One seemingly good bet to beginning blackjack players is taking insurance. And a major reason why beginning players are fooled into thinking insurance is a good idea is because dealers ask players beforehand if they want insurance when the opportunity arises. However, this is a very poor wager, and we’ll get into the specifics of why after explaining more about this bet.
How Insurance Bets Work
The opportunity for insurance wagers arise when the dealer draws a face-up ace; at this point, the dealer will go around the table and ask everybody if they want to take insurance. The insurance is in case the dealer receives a blackjack, and you put out half of your original bet as the insurance. Assuming the dealer does have a blackjack, you win 2-1 on your insurance wager.
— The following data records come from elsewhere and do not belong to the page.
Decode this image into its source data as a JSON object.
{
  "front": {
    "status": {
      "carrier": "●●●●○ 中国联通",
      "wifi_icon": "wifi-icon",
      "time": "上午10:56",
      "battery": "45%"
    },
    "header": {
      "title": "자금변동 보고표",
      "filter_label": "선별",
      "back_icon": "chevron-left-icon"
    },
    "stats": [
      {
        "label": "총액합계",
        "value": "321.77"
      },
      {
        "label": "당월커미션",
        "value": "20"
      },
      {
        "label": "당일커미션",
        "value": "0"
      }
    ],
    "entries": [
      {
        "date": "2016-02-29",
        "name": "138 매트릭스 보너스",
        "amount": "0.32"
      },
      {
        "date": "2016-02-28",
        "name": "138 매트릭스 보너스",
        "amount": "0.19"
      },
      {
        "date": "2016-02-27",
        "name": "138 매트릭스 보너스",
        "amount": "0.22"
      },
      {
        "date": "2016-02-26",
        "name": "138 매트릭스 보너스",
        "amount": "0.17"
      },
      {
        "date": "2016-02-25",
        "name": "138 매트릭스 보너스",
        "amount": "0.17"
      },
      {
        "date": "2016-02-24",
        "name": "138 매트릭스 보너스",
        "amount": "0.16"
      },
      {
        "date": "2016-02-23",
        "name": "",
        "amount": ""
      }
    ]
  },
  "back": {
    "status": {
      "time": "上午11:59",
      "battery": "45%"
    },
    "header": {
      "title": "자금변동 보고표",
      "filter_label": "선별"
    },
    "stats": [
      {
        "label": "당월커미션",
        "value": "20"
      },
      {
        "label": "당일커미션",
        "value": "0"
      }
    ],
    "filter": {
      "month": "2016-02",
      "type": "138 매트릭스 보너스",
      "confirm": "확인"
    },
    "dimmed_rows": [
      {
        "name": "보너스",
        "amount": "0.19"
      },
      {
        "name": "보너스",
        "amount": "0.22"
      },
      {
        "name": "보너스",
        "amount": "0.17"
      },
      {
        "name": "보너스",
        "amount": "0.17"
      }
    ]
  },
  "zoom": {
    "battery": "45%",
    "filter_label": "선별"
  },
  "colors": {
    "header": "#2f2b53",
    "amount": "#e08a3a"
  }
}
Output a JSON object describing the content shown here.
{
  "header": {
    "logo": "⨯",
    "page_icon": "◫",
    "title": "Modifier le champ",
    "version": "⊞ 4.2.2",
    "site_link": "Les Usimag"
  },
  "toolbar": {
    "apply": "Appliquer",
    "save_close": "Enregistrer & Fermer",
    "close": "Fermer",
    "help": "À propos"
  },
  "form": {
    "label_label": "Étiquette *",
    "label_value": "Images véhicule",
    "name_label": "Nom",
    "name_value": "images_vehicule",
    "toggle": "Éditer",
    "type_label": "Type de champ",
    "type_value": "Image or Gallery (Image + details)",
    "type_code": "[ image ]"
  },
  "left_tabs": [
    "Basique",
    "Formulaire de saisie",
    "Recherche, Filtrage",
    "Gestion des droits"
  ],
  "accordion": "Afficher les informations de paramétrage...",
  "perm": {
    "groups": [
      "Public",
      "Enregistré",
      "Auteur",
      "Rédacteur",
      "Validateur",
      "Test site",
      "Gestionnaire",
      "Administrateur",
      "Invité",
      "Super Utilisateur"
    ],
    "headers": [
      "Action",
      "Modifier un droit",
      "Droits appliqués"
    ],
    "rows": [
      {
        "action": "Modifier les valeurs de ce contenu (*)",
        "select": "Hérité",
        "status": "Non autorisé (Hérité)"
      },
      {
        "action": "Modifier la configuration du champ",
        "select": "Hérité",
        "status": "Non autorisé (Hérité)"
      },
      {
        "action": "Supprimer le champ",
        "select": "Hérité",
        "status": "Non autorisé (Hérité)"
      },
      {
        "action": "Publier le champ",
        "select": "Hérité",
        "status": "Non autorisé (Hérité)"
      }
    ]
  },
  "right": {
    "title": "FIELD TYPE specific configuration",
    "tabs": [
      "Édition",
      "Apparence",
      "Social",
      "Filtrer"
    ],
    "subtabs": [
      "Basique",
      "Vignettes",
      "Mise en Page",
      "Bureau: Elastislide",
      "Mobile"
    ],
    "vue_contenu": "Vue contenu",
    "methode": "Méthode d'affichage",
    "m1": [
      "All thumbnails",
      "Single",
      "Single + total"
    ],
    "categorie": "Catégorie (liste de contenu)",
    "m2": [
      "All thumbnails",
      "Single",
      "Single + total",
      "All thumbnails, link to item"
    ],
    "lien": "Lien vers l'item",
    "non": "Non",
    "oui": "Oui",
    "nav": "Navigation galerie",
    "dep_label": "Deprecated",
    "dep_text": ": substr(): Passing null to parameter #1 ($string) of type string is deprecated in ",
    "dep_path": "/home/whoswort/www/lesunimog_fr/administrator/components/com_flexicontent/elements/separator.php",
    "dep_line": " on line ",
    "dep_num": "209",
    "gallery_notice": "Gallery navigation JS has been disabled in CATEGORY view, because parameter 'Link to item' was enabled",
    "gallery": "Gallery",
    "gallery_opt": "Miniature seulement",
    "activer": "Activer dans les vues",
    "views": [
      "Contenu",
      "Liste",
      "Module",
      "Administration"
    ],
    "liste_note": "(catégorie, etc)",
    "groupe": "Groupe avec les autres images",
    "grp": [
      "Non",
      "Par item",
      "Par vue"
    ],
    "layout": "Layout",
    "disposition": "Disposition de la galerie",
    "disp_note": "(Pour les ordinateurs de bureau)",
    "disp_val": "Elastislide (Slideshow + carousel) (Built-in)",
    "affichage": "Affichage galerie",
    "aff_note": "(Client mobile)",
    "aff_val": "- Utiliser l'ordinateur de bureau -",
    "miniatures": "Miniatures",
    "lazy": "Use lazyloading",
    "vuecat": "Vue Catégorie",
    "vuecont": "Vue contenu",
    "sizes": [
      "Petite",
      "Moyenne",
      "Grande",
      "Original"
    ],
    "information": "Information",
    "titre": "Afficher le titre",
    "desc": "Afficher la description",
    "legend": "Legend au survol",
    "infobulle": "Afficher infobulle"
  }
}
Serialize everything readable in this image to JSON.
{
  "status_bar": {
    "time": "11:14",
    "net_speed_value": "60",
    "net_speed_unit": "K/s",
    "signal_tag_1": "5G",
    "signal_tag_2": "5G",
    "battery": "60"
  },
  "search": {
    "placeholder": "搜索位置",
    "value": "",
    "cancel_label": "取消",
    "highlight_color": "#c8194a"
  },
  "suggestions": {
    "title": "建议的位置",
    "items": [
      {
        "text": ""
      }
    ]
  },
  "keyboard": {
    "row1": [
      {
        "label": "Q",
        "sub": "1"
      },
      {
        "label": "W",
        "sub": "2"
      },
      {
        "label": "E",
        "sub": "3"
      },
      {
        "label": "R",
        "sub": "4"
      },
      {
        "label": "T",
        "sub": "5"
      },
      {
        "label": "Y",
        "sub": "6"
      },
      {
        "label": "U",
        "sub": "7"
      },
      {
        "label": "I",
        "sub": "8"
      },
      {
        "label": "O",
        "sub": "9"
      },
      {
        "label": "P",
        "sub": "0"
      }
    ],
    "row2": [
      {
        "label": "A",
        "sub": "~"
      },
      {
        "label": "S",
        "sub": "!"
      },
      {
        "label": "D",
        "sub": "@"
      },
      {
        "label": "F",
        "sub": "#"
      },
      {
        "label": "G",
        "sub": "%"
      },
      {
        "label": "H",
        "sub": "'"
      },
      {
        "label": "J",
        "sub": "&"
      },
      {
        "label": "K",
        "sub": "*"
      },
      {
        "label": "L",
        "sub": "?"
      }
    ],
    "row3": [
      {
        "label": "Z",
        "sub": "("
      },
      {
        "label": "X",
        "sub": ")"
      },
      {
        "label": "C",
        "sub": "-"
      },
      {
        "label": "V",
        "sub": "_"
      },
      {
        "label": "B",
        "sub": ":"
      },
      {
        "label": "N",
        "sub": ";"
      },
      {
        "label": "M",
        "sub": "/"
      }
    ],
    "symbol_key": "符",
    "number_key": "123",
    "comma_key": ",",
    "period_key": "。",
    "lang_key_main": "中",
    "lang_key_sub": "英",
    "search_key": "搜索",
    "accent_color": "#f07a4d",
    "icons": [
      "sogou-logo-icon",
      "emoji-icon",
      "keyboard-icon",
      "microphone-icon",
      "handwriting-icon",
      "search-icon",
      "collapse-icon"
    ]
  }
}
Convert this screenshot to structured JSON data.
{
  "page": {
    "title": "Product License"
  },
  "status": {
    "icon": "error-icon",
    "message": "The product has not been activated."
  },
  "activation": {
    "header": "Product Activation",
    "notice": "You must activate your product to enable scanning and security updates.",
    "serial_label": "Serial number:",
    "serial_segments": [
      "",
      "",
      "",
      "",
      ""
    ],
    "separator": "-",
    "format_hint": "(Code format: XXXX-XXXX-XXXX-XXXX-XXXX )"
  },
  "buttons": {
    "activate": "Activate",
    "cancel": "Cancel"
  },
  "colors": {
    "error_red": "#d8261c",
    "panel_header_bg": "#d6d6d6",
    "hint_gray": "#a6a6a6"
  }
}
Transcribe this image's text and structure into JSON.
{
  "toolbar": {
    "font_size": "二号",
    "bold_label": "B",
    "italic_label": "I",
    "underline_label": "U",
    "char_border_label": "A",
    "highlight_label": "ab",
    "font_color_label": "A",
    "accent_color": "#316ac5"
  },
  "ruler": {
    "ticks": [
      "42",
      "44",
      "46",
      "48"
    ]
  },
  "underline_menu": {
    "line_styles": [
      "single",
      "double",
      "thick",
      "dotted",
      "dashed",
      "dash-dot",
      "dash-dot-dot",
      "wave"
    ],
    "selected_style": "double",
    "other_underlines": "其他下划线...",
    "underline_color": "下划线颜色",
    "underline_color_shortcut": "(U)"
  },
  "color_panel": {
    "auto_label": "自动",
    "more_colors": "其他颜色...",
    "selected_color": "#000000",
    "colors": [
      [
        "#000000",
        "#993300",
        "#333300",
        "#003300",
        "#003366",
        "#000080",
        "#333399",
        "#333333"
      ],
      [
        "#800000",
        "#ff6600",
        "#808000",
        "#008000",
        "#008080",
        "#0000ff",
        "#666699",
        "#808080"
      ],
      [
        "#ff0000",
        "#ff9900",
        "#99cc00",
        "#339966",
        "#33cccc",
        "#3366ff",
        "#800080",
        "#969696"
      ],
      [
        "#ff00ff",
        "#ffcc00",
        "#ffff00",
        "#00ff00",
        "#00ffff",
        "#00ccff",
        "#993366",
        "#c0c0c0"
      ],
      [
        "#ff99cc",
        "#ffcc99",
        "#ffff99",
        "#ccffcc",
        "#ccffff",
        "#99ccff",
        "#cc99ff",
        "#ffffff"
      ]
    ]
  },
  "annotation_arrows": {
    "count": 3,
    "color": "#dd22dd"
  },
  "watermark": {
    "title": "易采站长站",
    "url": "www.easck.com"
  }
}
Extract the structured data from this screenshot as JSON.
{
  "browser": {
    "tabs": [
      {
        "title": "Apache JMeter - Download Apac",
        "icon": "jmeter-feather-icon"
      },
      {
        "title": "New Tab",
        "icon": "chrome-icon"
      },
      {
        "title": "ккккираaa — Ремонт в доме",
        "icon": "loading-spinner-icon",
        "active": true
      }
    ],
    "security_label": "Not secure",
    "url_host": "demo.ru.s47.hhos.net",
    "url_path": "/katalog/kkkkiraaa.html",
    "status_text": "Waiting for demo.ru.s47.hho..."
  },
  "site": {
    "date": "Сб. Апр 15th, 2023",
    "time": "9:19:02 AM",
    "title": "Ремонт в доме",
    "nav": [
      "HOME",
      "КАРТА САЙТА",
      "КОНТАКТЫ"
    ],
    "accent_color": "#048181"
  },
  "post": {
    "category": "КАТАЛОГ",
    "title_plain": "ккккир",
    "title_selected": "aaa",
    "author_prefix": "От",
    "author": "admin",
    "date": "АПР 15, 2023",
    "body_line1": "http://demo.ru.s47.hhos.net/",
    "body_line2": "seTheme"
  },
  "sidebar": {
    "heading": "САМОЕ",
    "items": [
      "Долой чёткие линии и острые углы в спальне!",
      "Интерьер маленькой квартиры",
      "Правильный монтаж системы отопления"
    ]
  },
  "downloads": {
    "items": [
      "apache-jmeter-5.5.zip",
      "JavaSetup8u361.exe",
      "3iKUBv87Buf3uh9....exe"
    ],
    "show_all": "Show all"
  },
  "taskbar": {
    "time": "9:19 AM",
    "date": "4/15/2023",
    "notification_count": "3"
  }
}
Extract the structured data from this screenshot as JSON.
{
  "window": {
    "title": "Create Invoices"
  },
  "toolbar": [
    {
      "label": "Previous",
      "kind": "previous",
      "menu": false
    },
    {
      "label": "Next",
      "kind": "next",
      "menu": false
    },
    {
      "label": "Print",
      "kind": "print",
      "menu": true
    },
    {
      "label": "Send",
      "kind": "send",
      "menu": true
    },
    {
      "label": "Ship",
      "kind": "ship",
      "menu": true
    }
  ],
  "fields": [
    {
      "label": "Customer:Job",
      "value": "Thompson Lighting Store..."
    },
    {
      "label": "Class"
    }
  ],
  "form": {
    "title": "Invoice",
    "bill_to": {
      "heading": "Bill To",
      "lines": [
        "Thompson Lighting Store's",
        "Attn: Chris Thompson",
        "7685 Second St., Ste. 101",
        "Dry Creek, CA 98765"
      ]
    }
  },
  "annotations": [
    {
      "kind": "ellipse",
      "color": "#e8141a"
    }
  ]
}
To illustrate how this works, let’s say that you make a $10 bet, and the dealer shows an ace. You then take the offered insurance bet by laying another $5 out on the table. The dealer turns over his second card, which is a king, thus giving him a blackjack. In this event, you receive win $5 on your insurance bet ($10 total), but lose $10 since the dealer had a blackjack. So basically, your overall bet was a push, and this doesn’t seem like such a bad deal so far.
Now, let us assume that the dealer didn’t have a natural blackjack; in this instance, you automatically lose the $5 insurance wager; however, you still have a chance to win the original $10 wager if your hand beats the dealer’s.
Why the Insurance Bet is Bad
Consult any source of blackjack strategy and they’ll tell you that insurance is bad. And the first thing you have to understand with this concept is exactly what insurance entails. Most players mistakenly assume that insurance is meant to protect their hand in the event that the dealer has a blackjack. But the reality is that insurance is merely a wager on the dealer having a natural blackjack.
The main number you want to concentrate on here is 9:4 odds – or rather, the odds against the dealer having a blackjack when they’re showing an ace is 9:4. To break this down further, let’s say you make $5 insurance bets 130 times; based on the 9:4 odds, you’d win your bet 40 times for $400 in total winnings ($10 total earnings X 40 bets). On the other hand, you’d lose 90 of these bets for $450 in total losses ($5 total losses X 90 bets). As you can see, this leaves you $50 in the hole, thus making it a bad bet overall.